When something becomes trapped in your eye, your initial instinct may be to wipe your eye in an attempt to remove it.

This can be both annoying and frantic at times. Please don’t do it. If you move your eye in this way, you could injure it even more. Instead, try blinking numerous times in a slow motion.

Most of the time, this natural movement along with the tears created as a defensive mechanism is sufficient to loosen the object and eventually flush it out. Eyelash removal done this way is the safest method available.

4: A Cotton Swab Is A Good Option For Cleaning

If the particle is lodged in the inner portion of your eyelid, a damp cotton swab is your best bet for removing it. Use one finger to hold your eyelid open and gently roll a cotton swab over any debris in your eye. If all goes well, the particle should adhere to the swab.

5. Rinse Your Eyes with Warm Water.

Submerging your eyes in clean water is an option if none of the other techniques work. Washing your eyes safely can be accomplished in the following ways: An eyecup is a small, curved-rimmed cup made exclusively for applying eye drops.

Any pharmacy or drugstore should have it on hand. Place the cup over your eye with your head bowed down and half-fill it with lukewarm water (or eyewash if you have any).

Tilt your head back and apply mild pressure to keep the water from spilling out. Slowly circle your eye to allow the liquid to permeate it completely. It should go without saying, but make sure you wash it thoroughly before using it.

Submerge your head underwater, open your eyes, and perform the circular motions we discussed earlier in a large bowl of lukewarm water. You can also use the sink in the bathroom as an alternative.

Whichever choice you choose, be sure to wash it ahead of time. To test your courage, you can put your eyes under running water while your head is tilted one way in the shower or sink. It does what it’s supposed to. It’s important to keep an eye on the water pressure.

6. Seek Professional Medical Help Immediately

Seeking medical attention right away can be the best course of action in some situations. The following are a few examples of when this might occur:

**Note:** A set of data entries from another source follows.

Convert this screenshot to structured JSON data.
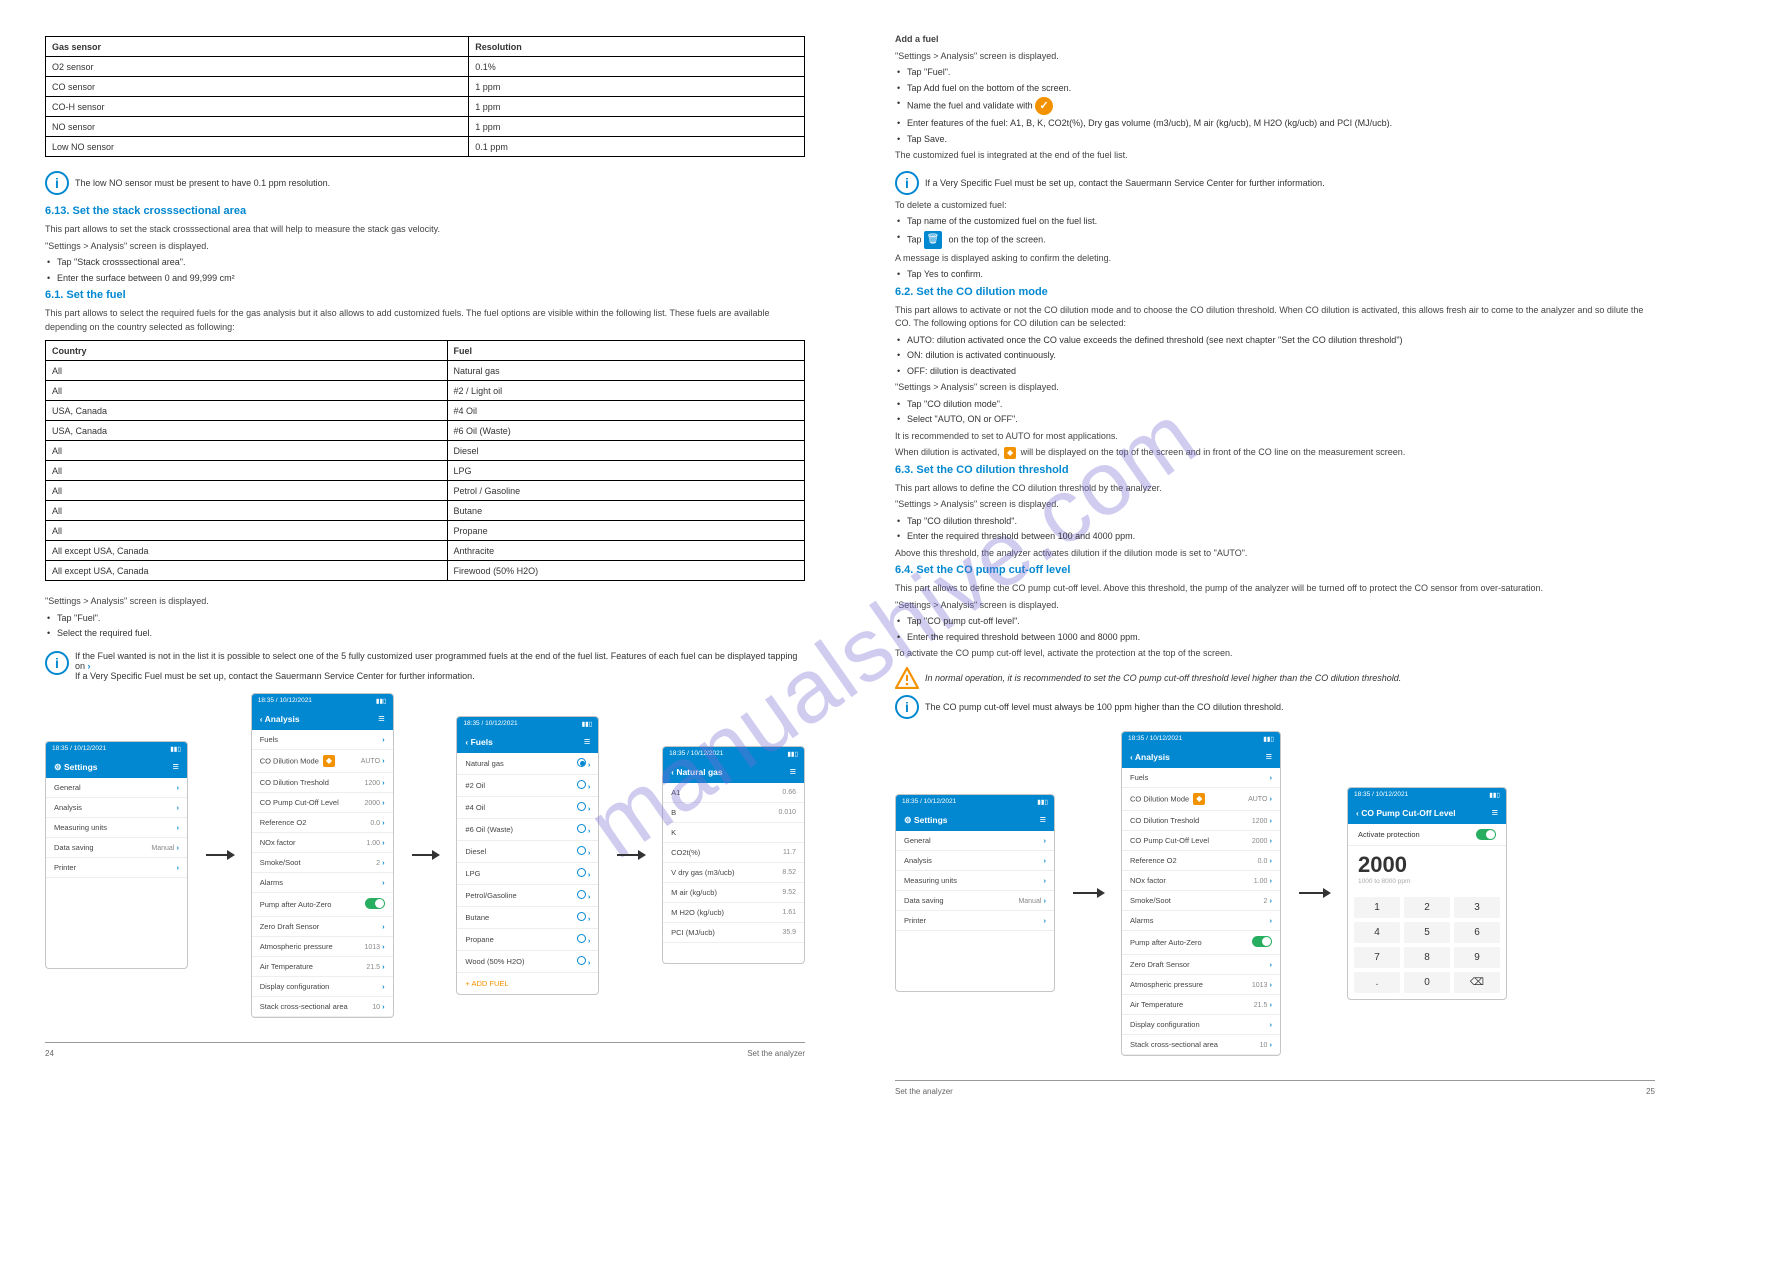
{
  "watermark": "manualshive.com",
  "left": {
    "table1": {
      "header1": "Gas sensor",
      "header2": "Resolution",
      "rows": [
        [
          "O2 sensor",
          "0.1%"
        ],
        [
          "CO sensor",
          "1 ppm"
        ],
        [
          "CO-H sensor",
          "1 ppm"
        ],
        [
          "NO sensor",
          "1 ppm"
        ],
        [
          "Low NO sensor",
          "0.1 ppm"
        ]
      ]
    },
    "lowNOLine": "The low NO sensor must be present to have 0.1 ppm resolution.",
    "section_stack": "6.13. Set the stack crosssectional area",
    "stack_para": "This part allows to set the stack crosssectional area that will help to measure the stack gas velocity.",
    "stack_screen": "\"Settings > Analysis\" screen is displayed.",
    "stack_tap": "Tap \"Stack crosssectional area\".",
    "stack_enter": "Enter the surface between 0 and 99,999 cm²",
    "section_fuel": "6.1. Set the fuel",
    "fuel_para": "This part allows to select the required fuels for the gas analysis but it also allows to add customized fuels. The fuel options are visible within the following list. These fuels are available depending on the country selected as following:",
    "table2": {
      "header1": "Country",
      "header2": "Fuel",
      "rows": [
        [
          "All",
          "Natural gas"
        ],
        [
          "All",
          "#2 / Light oil"
        ],
        [
          "USA, Canada",
          "#4 Oil"
        ],
        [
          "USA, Canada",
          "#6 Oil (Waste)"
        ],
        [
          "All",
          "Diesel"
        ],
        [
          "All",
          "LPG"
        ],
        [
          "All",
          "Petrol / Gasoline"
        ],
        [
          "All",
          "Butane"
        ],
        [
          "All",
          "Propane"
        ],
        [
          "All except USA, Canada",
          "Anthracite"
        ],
        [
          "All except USA, Canada",
          "Firewood (50% H2O)"
        ]
      ]
    },
    "fuel_screen": "\"Settings > Analysis\" screen is displayed.",
    "fuel_tap": "Tap \"Fuel\".",
    "fuel_select": "Select the required fuel.",
    "info_features": "If the Fuel wanted is not in the list it is possible to select one of the 5 fully customized user programmed fuels at the end of the fuel list. Features of each fuel can be displayed tapping on",
    "info_fuelset": "If a Very Specific Fuel must be set up, contact the Sauermann Service Center for further information.",
    "add_fuel_head": "Add a fuel",
    "add_screen": "\"Settings > Analysis\" screen is displayed.",
    "add_tap": "Tap \"Fuel\".",
    "add_action": "Tap Add fuel on the bottom of the screen.",
    "add_name": "Name the fuel and validate with",
    "add_enter": "Enter features of the fuel: A1, B, K, CO2t(%), Dry gas volume (m3/ucb), M air (kg/ucb), M H2O (kg/ucb) and PCI (MJ/ucb).",
    "add_save": "Tap Save.",
    "add_list": "The customized fuel is integrated at the end of the fuel list.",
    "add_delete": "To delete a customized fuel:",
    "add_delete_tap": "Tap name of the customized fuel on the fuel list.",
    "add_trash": "Tap",
    "add_trash_end": "on the top of the screen.",
    "add_confirm": "A message is displayed asking to confirm the deleting.",
    "add_yes": "Tap Yes to confirm.",
    "flow1": {
      "status_time": "18:35 / 10/12/2021",
      "settings_title": "Settings",
      "settings": [
        "General",
        "Analysis",
        "Measuring units",
        "Data saving",
        "Printer"
      ],
      "data_saving_val": "Manual",
      "analysis_title": "Analysis",
      "analysis_rows": [
        {
          "l": "Fuels",
          "v": ""
        },
        {
          "l": "CO Dilution Mode",
          "v": "AUTO",
          "shield": true
        },
        {
          "l": "CO Dilution Treshold",
          "v": "1200"
        },
        {
          "l": "CO Pump Cut-Off Level",
          "v": "2000"
        },
        {
          "l": "Reference O2",
          "v": "0.0"
        },
        {
          "l": "NOx factor",
          "v": "1.00"
        },
        {
          "l": "Smoke/Soot",
          "v": "2"
        },
        {
          "l": "Alarms",
          "v": ""
        },
        {
          "l": "Pump after Auto-Zero",
          "v": "",
          "toggle": true
        },
        {
          "l": "Zero Draft Sensor",
          "v": ""
        },
        {
          "l": "Atmospheric pressure",
          "v": "1013"
        },
        {
          "l": "Air Temperature",
          "v": "21.5"
        },
        {
          "l": "Display configuration",
          "v": ""
        },
        {
          "l": "Stack cross-sectional area",
          "v": "10"
        }
      ],
      "fuels_title": "Fuels",
      "fuels_rows": [
        "Natural gas",
        "#2 Oil",
        "#4 Oil",
        "#6 Oil (Waste)",
        "Diesel",
        "LPG",
        "Petrol/Gasoline",
        "Butane",
        "Propane",
        "Wood (50% H2O)"
      ],
      "fuels_add": "+  ADD FUEL",
      "ng_title": "Natural gas",
      "ng_rows": [
        {
          "l": "A1",
          "v": "0.66"
        },
        {
          "l": "B",
          "v": "0.010"
        },
        {
          "l": "K",
          "v": ""
        },
        {
          "l": "CO2t(%)",
          "v": "11.7"
        },
        {
          "l": "V dry gas (m3/ucb)",
          "v": "8.52"
        },
        {
          "l": "M air (kg/ucb)",
          "v": "9.52"
        },
        {
          "l": "M H2O (kg/ucb)",
          "v": "1.61"
        },
        {
          "l": "PCI (MJ/ucb)",
          "v": "35.9"
        }
      ]
    },
    "footer_left": "24",
    "footer_right": "Set the analyzer"
  },
  "right": {
    "section_co": "6.2. Set the CO dilution mode",
    "co_para": "This part allows to activate or not the CO dilution mode and to choose the CO dilution threshold. When CO dilution is activated, this allows fresh air to come to the analyzer and so dilute the CO. The following options for CO dilution can be selected:",
    "co_auto": "AUTO: dilution activated once the CO value exceeds the defined threshold (see next chapter \"Set the CO dilution threshold\")",
    "co_on": "ON: dilution is activated continuously.",
    "co_off": "OFF: dilution is deactivated",
    "co_screen": "\"Settings > Analysis\" screen is displayed.",
    "co_tap": "Tap \"CO dilution mode\".",
    "co_select": "Select \"AUTO, ON or OFF\".",
    "co_reco": "It is recommended to set to AUTO for most applications.",
    "co_icon": "When dilution is activated,",
    "co_icon_end": "will be displayed on the top of the screen and in front of the CO line on the measurement screen.",
    "section_thresh": "6.3. Set the CO dilution threshold",
    "thresh_para": "This part allows to define the CO dilution threshold by the analyzer.",
    "thresh_screen": "\"Settings > Analysis\" screen is displayed.",
    "thresh_tap": "Tap \"CO dilution threshold\".",
    "thresh_enter": "Enter the required threshold between 100 and 4000 ppm.",
    "thresh_above": "Above this threshold, the analyzer activates dilution if the dilution mode is set to \"AUTO\".",
    "section_cutoff": "6.4. Set the CO pump cut-off level",
    "cutoff_para": "This part allows to define the CO pump cut-off level. Above this threshold, the pump of the analyzer will be turned off to protect the CO sensor from over-saturation.",
    "cutoff_screen": "\"Settings > Analysis\" screen is displayed.",
    "cutoff_tap": "Tap \"CO pump cut-off level\".",
    "cutoff_enter": "Enter the required threshold between 1000 and 8000 ppm.",
    "cutoff_act_head": "To activate the CO pump cut-off level, activate the protection at the top of the screen.",
    "cutoff_normal": "In normal operation, it is recommended to set the CO pump cut-off threshold level higher than the CO dilution threshold.",
    "cutoff_note": "The CO pump cut-off level must always be 100 ppm higher than the CO dilution threshold.",
    "flow2": {
      "co_title": "CO Pump Cut-Off Level",
      "activate": "Activate protection",
      "big": "2000",
      "hint": "1000 to 8000 ppm",
      "keys": [
        "1",
        "2",
        "3",
        "4",
        "5",
        "6",
        "7",
        "8",
        "9",
        ".",
        "0",
        "⌫"
      ]
    },
    "footer_left": "Set the analyzer",
    "footer_right": "25"
  }
}
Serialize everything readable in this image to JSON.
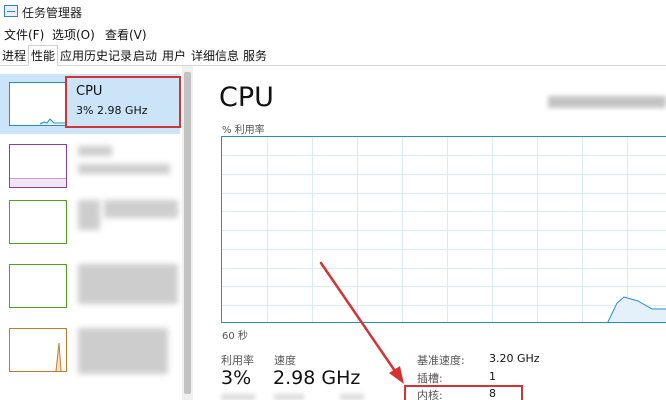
{
  "window": {
    "title": "任务管理器"
  },
  "menu": {
    "items": [
      "文件(F)",
      "选项(O)",
      "查看(V)"
    ]
  },
  "tabs": [
    "进程",
    "性能",
    "应用历史记录",
    "启动",
    "用户",
    "详细信息",
    "服务"
  ],
  "active_tab": "性能",
  "sidebar": {
    "selected": {
      "name": "CPU",
      "detail": "3% 2.98 GHz"
    },
    "thumb_colors": [
      "#1f8ec9",
      "#8b3fa5",
      "#4da31c",
      "#4da31c",
      "#c47a2c"
    ]
  },
  "main": {
    "title": "CPU",
    "utilization_label": "% 利用率",
    "time_label": "60 秒",
    "graph_color": "#1f8ec9",
    "usage_label": "利用率",
    "usage_value": "3%",
    "speed_label": "速度",
    "speed_value": "2.98 GHz",
    "details": {
      "base_speed_label": "基准速度:",
      "base_speed_value": "3.20 GHz",
      "sockets_label": "插槽:",
      "sockets_value": "1",
      "cores_label": "内核:",
      "cores_value": "8"
    }
  },
  "annotation": {
    "color": "#d43333"
  }
}
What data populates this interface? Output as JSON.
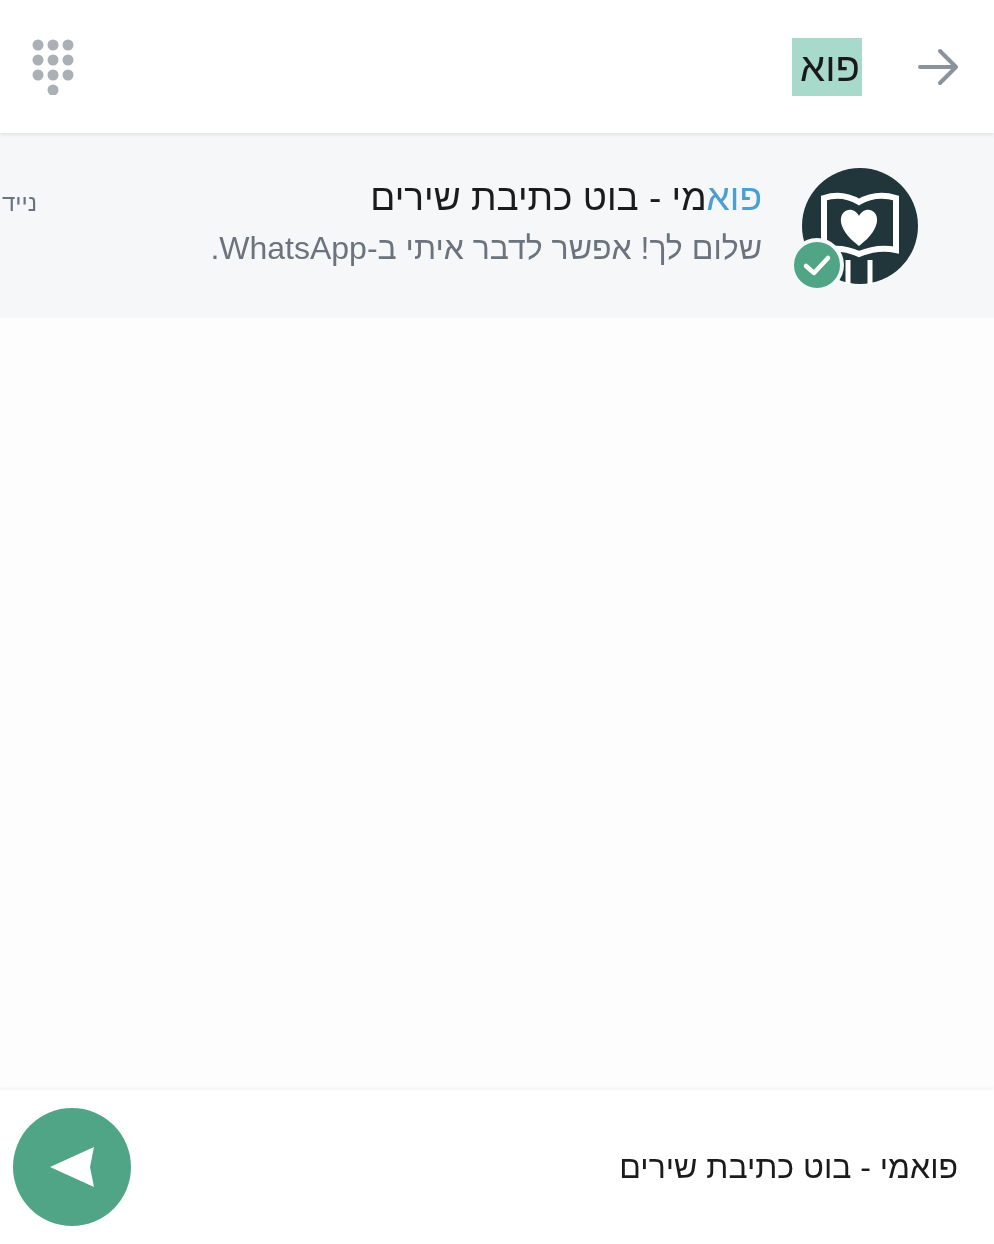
{
  "search_bar": {
    "query": "פוא",
    "query_highlighted": true
  },
  "results": [
    {
      "name_match": "פוא",
      "name_rest": "מי - בוט כתיבת שירים",
      "message": "שלום לך! אפשר לדבר איתי ב-WhatsApp.",
      "label": "נייד",
      "verified": true
    }
  ],
  "footer": {
    "text": "פואמי - בוט כתיבת שירים"
  }
}
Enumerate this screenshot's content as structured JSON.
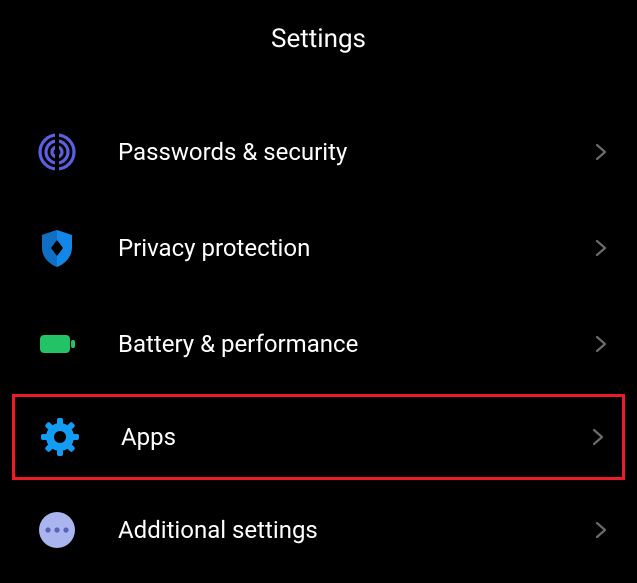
{
  "header": {
    "title": "Settings"
  },
  "items": [
    {
      "label": "Passwords & security"
    },
    {
      "label": "Privacy protection"
    },
    {
      "label": "Battery & performance"
    },
    {
      "label": "Apps"
    },
    {
      "label": "Additional settings"
    }
  ]
}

Because of the rapid speed at which the stuck object hit your eyes, you felt a great deal of agony.
The tangled item has a point (shard of glass, tiny metal piece, etc.).
If the object is a poisonous substance, flush the eye with water for about 20 minutes using one of the procedures indicated above (preferably the one that uses running water).

The pain or abnormal eyesight persists despite your best efforts to remove the foreign object. Treatment by a medical practitioner as soon as possible can mean the difference between having healthy eyes and having irreparable damage.